▸ About this exercise
Please copy the entries below word for word.
--- Dataset records ---
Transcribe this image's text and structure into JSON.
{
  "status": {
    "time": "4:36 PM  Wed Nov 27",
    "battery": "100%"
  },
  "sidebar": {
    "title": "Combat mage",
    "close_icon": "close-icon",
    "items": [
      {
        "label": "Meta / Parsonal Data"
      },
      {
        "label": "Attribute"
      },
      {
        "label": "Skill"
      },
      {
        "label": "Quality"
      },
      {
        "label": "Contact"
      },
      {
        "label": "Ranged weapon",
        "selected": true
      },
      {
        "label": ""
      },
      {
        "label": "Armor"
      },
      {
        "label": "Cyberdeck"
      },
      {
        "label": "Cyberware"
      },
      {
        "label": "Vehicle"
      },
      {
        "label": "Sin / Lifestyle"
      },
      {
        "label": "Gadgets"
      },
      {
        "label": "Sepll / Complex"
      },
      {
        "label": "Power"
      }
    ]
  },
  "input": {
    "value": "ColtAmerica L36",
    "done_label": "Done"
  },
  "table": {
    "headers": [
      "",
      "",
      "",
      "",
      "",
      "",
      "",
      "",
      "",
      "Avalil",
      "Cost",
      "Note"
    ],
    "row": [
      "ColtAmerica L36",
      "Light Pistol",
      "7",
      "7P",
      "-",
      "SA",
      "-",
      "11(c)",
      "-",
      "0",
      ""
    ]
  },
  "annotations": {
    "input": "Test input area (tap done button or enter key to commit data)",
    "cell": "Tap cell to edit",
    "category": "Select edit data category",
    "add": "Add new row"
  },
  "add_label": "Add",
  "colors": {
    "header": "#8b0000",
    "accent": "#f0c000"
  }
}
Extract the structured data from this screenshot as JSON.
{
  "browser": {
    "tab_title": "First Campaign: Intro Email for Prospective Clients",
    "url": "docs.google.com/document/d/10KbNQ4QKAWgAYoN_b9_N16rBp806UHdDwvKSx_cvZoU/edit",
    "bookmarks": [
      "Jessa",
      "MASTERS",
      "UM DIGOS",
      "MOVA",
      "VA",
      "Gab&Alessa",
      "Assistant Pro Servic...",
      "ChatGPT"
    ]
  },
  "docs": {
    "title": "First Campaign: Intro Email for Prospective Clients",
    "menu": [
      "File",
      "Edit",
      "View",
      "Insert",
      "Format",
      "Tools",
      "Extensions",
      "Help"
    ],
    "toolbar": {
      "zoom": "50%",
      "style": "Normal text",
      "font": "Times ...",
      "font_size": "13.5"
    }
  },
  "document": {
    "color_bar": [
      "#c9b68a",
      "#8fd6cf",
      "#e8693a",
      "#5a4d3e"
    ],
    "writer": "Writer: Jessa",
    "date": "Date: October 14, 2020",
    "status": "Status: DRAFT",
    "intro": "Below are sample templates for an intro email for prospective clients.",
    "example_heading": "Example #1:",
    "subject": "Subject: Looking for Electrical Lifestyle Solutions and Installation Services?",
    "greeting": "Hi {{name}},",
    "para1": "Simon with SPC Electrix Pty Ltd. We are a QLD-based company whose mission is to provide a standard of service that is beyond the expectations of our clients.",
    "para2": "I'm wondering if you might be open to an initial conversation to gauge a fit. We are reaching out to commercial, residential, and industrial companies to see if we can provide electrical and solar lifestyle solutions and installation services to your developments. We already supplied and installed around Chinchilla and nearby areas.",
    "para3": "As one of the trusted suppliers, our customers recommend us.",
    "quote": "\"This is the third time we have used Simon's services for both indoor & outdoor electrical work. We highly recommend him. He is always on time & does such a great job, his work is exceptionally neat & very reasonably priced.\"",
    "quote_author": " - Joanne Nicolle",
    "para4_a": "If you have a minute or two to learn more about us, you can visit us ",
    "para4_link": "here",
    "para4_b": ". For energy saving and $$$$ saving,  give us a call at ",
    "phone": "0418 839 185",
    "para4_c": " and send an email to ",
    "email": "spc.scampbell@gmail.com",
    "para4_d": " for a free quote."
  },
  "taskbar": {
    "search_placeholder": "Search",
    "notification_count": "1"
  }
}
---
▸ Answer box
Transcribe this image's text and structure into JSON.
{
  "status": {
    "time": "4:36 PM  Wed Nov 27",
    "battery": "100%"
  },
  "sidebar": {
    "title": "Combat mage",
    "close_icon": "close-icon",
    "items": [
      {
        "label": "Meta / Parsonal Data"
      },
      {
        "label": "Attribute"
      },
      {
        "label": "Skill"
      },
      {
        "label": "Quality"
      },
      {
        "label": "Contact"
      },
      {
        "label": "Ranged weapon",
        "selected": true
      },
      {
        "label": ""
      },
      {
        "label": "Armor"
      },
      {
        "label": "Cyberdeck"
      },
      {
        "label": "Cyberware"
      },
      {
        "label": "Vehicle"
      },
      {
        "label": "Sin / Lifestyle"
      },
      {
        "label": "Gadgets"
      },
      {
        "label": "Sepll / Complex"
      },
      {
        "label": "Power"
      }
    ]
  },
  "input": {
    "value": "ColtAmerica L36",
    "done_label": "Done"
  },
  "table": {
    "headers": [
      "",
      "",
      "",
      "",
      "",
      "",
      "",
      "",
      "",
      "Avalil",
      "Cost",
      "Note"
    ],
    "row": [
      "ColtAmerica L36",
      "Light Pistol",
      "7",
      "7P",
      "-",
      "SA",
      "-",
      "11(c)",
      "-",
      "0",
      ""
    ]
  },
  "annotations": {
    "input": "Test input area (tap done button or enter key to commit data)",
    "cell": "Tap cell to edit",
    "category": "Select edit data category",
    "add": "Add new row"
  },
  "add_label": "Add",
  "colors": {
    "header": "#8b0000",
    "accent": "#f0c000"
  }
}
Extract the structured data from this screenshot as JSON.
{
  "browser": {
    "tab_title": "First Campaign: Intro Email for Prospective Clients",
    "url": "docs.google.com/document/d/10KbNQ4QKAWgAYoN_b9_N16rBp806UHdDwvKSx_cvZoU/edit",
    "bookmarks": [
      "Jessa",
      "MASTERS",
      "UM DIGOS",
      "MOVA",
      "VA",
      "Gab&Alessa",
      "Assistant Pro Servic...",
      "ChatGPT"
    ]
  },
  "docs": {
    "title": "First Campaign: Intro Email for Prospective Clients",
    "menu": [
      "File",
      "Edit",
      "View",
      "Insert",
      "Format",
      "Tools",
      "Extensions",
      "Help"
    ],
    "toolbar": {
      "zoom": "50%",
      "style": "Normal text",
      "font": "Times ...",
      "font_size": "13.5"
    }
  },
  "document": {
    "color_bar": [
      "#c9b68a",
      "#8fd6cf",
      "#e8693a",
      "#5a4d3e"
    ],
    "writer": "Writer: Jessa",
    "date": "Date: October 14, 2020",
    "status": "Status: DRAFT",
    "intro": "Below are sample templates for an intro email for prospective clients.",
    "example_heading": "Example #1:",
    "subject": "Subject: Looking for Electrical Lifestyle Solutions and Installation Services?",
    "greeting": "Hi {{name}},",
    "para1": "Simon with SPC Electrix Pty Ltd. We are a QLD-based company whose mission is to provide a standard of service that is beyond the expectations of our clients.",
    "para2": "I'm wondering if you might be open to an initial conversation to gauge a fit. We are reaching out to commercial, residential, and industrial companies to see if we can provide electrical and solar lifestyle solutions and installation services to your developments. We already supplied and installed around Chinchilla and nearby areas.",
    "para3": "As one of the trusted suppliers, our customers recommend us.",
    "quote": "\"This is the third time we have used Simon's services for both indoor & outdoor electrical work. We highly recommend him. He is always on time & does such a great job, his work is exceptionally neat & very reasonably priced.\"",
    "quote_author": " - Joanne Nicolle",
    "para4_a": "If you have a minute or two to learn more about us, you can visit us ",
    "para4_link": "here",
    "para4_b": ". For energy saving and $$$$ saving,  give us a call at ",
    "phone": "0418 839 185",
    "para4_c": " and send an email to ",
    "email": "spc.scampbell@gmail.com",
    "para4_d": " for a free quote."
  },
  "taskbar": {
    "search_placeholder": "Search",
    "notification_count": "1"
  }
}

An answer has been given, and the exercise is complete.